These persistent disparities have inspired the White House to take action, inviting leaders from 47 top business schools, including the Wisconsin School of Business, as well as executives from leading U.S. companies, to gather in Washington D.C. To demonstrate tangible support and leadership of the initiative, the WSB has signed a commitment to improving opportunities for women in business.

Binnu Palta Hill
Binnu Palta Hill, Director of Diversity and Inclusion at the Wisconsin School of Business

“We are excited to partner with the White House Council, other leading business schools, and the business community to improve opportunities for women,” says François Ortalo-Magné, the Albert O. Nicholas Dean of the Wisconsin School of Business at the University of Wisconsin-Madison. “Our commitment underlines our dedication to promoting diversity and inclusion as we strive to improve lives beyond the boundaries of our campus.”

Expanding opportunities for women in business is complex.
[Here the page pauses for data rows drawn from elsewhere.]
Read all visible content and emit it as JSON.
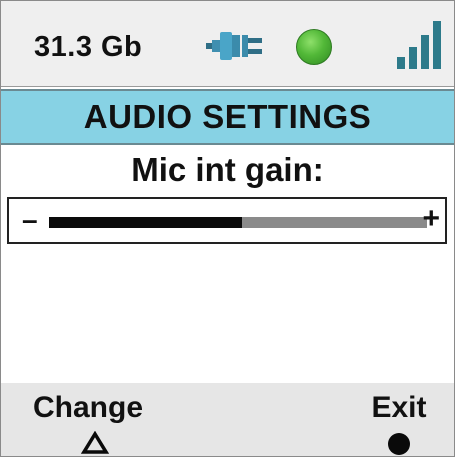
{
  "status_bar": {
    "storage": "31.3 Gb",
    "connection_icon": "plug-icon",
    "led_icon": "status-led-icon",
    "led_color": "#4cb535",
    "signal_icon": "signal-bars-icon",
    "signal_color": "#2d7a8a"
  },
  "title_bar": {
    "title": "AUDIO SETTINGS",
    "background": "#87d2e4"
  },
  "parameter": {
    "label": "Mic int gain:",
    "minus_label": "–",
    "plus_label": "+",
    "level_fraction": 0.51
  },
  "soft_keys": {
    "left_label": "Change",
    "left_icon": "triangle-icon",
    "right_label": "Exit",
    "right_icon": "circle-icon"
  }
}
It’s not just a matter of implementing supportive and flexible workplace policies or academic programs, although those are important.
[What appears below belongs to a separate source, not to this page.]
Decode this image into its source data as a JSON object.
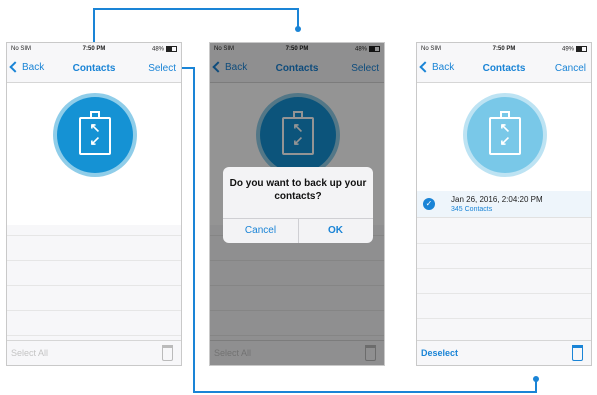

“Our endorsement of the best practices document consolidated by the White House Council of Economic Advisors gives us the opportunity to evaluate our policies and procedures more formally and implement improvements,” Binnu Palta Hill, WSB’s director of diversity and inclusion, who participated in the event. “Additionally, it provides us with a network of peers with whom we can collaborate.”

The agreement lays the groundwork for improving opportunities for women in business and business education by facilitating a national dialogue on this issue and establishing a set of best practices and a system of accountability to drive progress.

The best practices focus on four areas:

  • Ensuring access to business schools and business careers
  • Building a business school experience that prepares students for the workforce of tomorrow
  • Ensuring career services that go beyond the needs of traditional students
  • Exemplifying how organizations should be run

The takeaway from the White House event, hosted by the Council on Women and Girls and the Council of Economic Advisers, was clear: working together will create more opportunities for women to succeed in the business world.

The Association for the Advancement of Collegiate Schools of Business (AASCB) will lead this initiative going forward, providing a network to share solutions and ensure some accountability. The AASCB will conduct a study to determine the progress of schools on this issue and identify and share challenges.

The next step for WSB is to evaluate how the School measures up to the best practices put forth by this initiative. “We need to carefully assess where we stand and identify areas where we need to improve and incorporate that work into our priorities moving forward,” says Hill.

A crowd of faculty and students listens as the members on the panel discuss the Cultivating Inclusion
The School holds regular forums for faculty, staff, and students to improve their cultural competence. Learn more about the WSB’s commitment to cultural competence.

A key strategy of the School is to enhance cultural competence.

“The corporate sector is at least a decade ahead of academia in this area,” Hill says. “This facilitates us learning from them. They learned a long time ago that in order to remain competitive, they have to pay attention to cultural competence.”

Hill notes that most companies have cultural competence programs that address the subtle messaging that can influence who stays with the company and who advances in their careers.

In colleges and universities, unintentional messaging, such as an absence of female faculty in certain disciplines, can deter women from pursuing those majors, Hill says.

“Research shows that inclusion of diversity, in all its forms—gender, racial, ethnic, sexual orientation—increases productivity and improves decision making and organizational performance,” says Hill. “In addition to this being a matter of social equity, it links directly to the economy. Our corporate partners are well aware of this, and our involvement in this initiative heightens the level of conversation we’ll have with them.”